To make matters worse, he says the provincial insurer doesn’t consider there to be any lost wages.
“Due to the fact that I was a [seasonal] tree planter prior to the accident, ICBC told me that I was ineligible for any wage compensation initially,” he wrote in a previous email to CHEK.
Since then, he’s undergone three surgeries and hasn’t been able to work. That was seven months ago, and at this rate, he says he doesn’t think he’ll be able to return to work for another five months.
By that time, over a year will have passed — and with it an entire season of work he financially relies on.
ICBC limited payouts for minor injuries
Previously, when someone received a minor injury from a motor vehicle accident and filed a claim with ICBC, the average amount paid out for pain and suffering was roughly $30,000.
However, in April 2019, ICBC implemented several new rules, including a reduction in the maximum amount that the agency is willing to pay in such cases.
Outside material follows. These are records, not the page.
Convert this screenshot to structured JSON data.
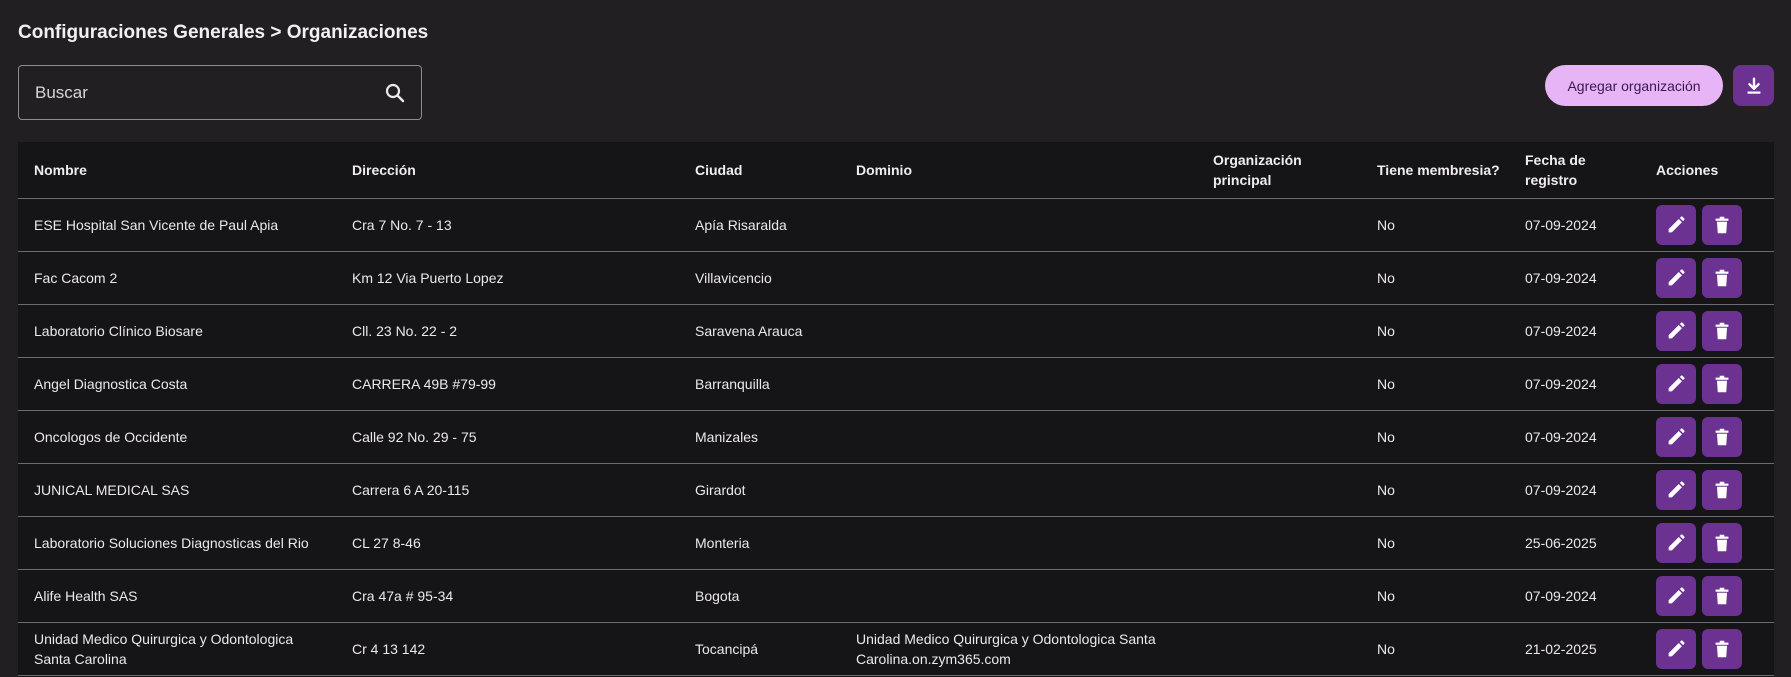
{
  "breadcrumb": "Configuraciones Generales > Organizaciones",
  "search": {
    "placeholder": "Buscar",
    "value": ""
  },
  "toolbar": {
    "add_label": "Agregar organización"
  },
  "icons": {
    "search": "search-icon",
    "download": "download-icon",
    "edit": "pencil-icon",
    "delete": "trash-icon"
  },
  "colors": {
    "accent": "#6b3291",
    "add_button": "#e7b5f6"
  },
  "table": {
    "headers": {
      "nombre": "Nombre",
      "direccion": "Dirección",
      "ciudad": "Ciudad",
      "dominio": "Dominio",
      "org_principal": "Organización principal",
      "membresia": "Tiene membresia?",
      "fecha": "Fecha de registro",
      "acciones": "Acciones"
    },
    "rows": [
      {
        "nombre": "ESE Hospital San Vicente de Paul Apia",
        "direccion": "Cra 7 No. 7 - 13",
        "ciudad": "Apía Risaralda",
        "dominio": "",
        "org_principal": "",
        "membresia": "No",
        "fecha": "07-09-2024"
      },
      {
        "nombre": "Fac Cacom 2",
        "direccion": "Km 12 Via Puerto Lopez",
        "ciudad": "Villavicencio",
        "dominio": "",
        "org_principal": "",
        "membresia": "No",
        "fecha": "07-09-2024"
      },
      {
        "nombre": "Laboratorio Clínico Biosare",
        "direccion": "Cll. 23 No. 22 - 2",
        "ciudad": "Saravena Arauca",
        "dominio": "",
        "org_principal": "",
        "membresia": "No",
        "fecha": "07-09-2024"
      },
      {
        "nombre": "Angel Diagnostica Costa",
        "direccion": "CARRERA 49B #79-99",
        "ciudad": "Barranquilla",
        "dominio": "",
        "org_principal": "",
        "membresia": "No",
        "fecha": "07-09-2024"
      },
      {
        "nombre": "Oncologos de Occidente",
        "direccion": "Calle 92 No. 29 - 75",
        "ciudad": "Manizales",
        "dominio": "",
        "org_principal": "",
        "membresia": "No",
        "fecha": "07-09-2024"
      },
      {
        "nombre": "JUNICAL MEDICAL SAS",
        "direccion": "Carrera 6 A 20-115",
        "ciudad": "Girardot",
        "dominio": "",
        "org_principal": "",
        "membresia": "No",
        "fecha": "07-09-2024"
      },
      {
        "nombre": "Laboratorio Soluciones Diagnosticas del Rio",
        "direccion": "CL 27 8-46",
        "ciudad": "Monteria",
        "dominio": "",
        "org_principal": "",
        "membresia": "No",
        "fecha": "25-06-2025"
      },
      {
        "nombre": "Alife Health SAS",
        "direccion": "Cra 47a # 95-34",
        "ciudad": "Bogota",
        "dominio": "",
        "org_principal": "",
        "membresia": "No",
        "fecha": "07-09-2024"
      },
      {
        "nombre": "Unidad Medico Quirurgica y Odontologica Santa Carolina",
        "direccion": "Cr 4 13 142",
        "ciudad": "Tocancipá",
        "dominio": "Unidad Medico Quirurgica y Odontologica Santa Carolina.on.zym365.com",
        "org_principal": "",
        "membresia": "No",
        "fecha": "21-02-2025"
      }
    ]
  }
}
The new maximum amount is now $5,500, significantly lower than the previous average of $30,000.
ICBC says the change was necessary after claims made for minor injuries saw a 265 per cent increase since 2000.
Meanwhile, serious injuries such as fractures, broken bones and life-changing injuries only increased by 26.5 per cent in the same period.
According to ICBC, the change was made in an effort to control the rising rates and keep the insurance model sustainable.
For Wouterlout, the situation is bleak.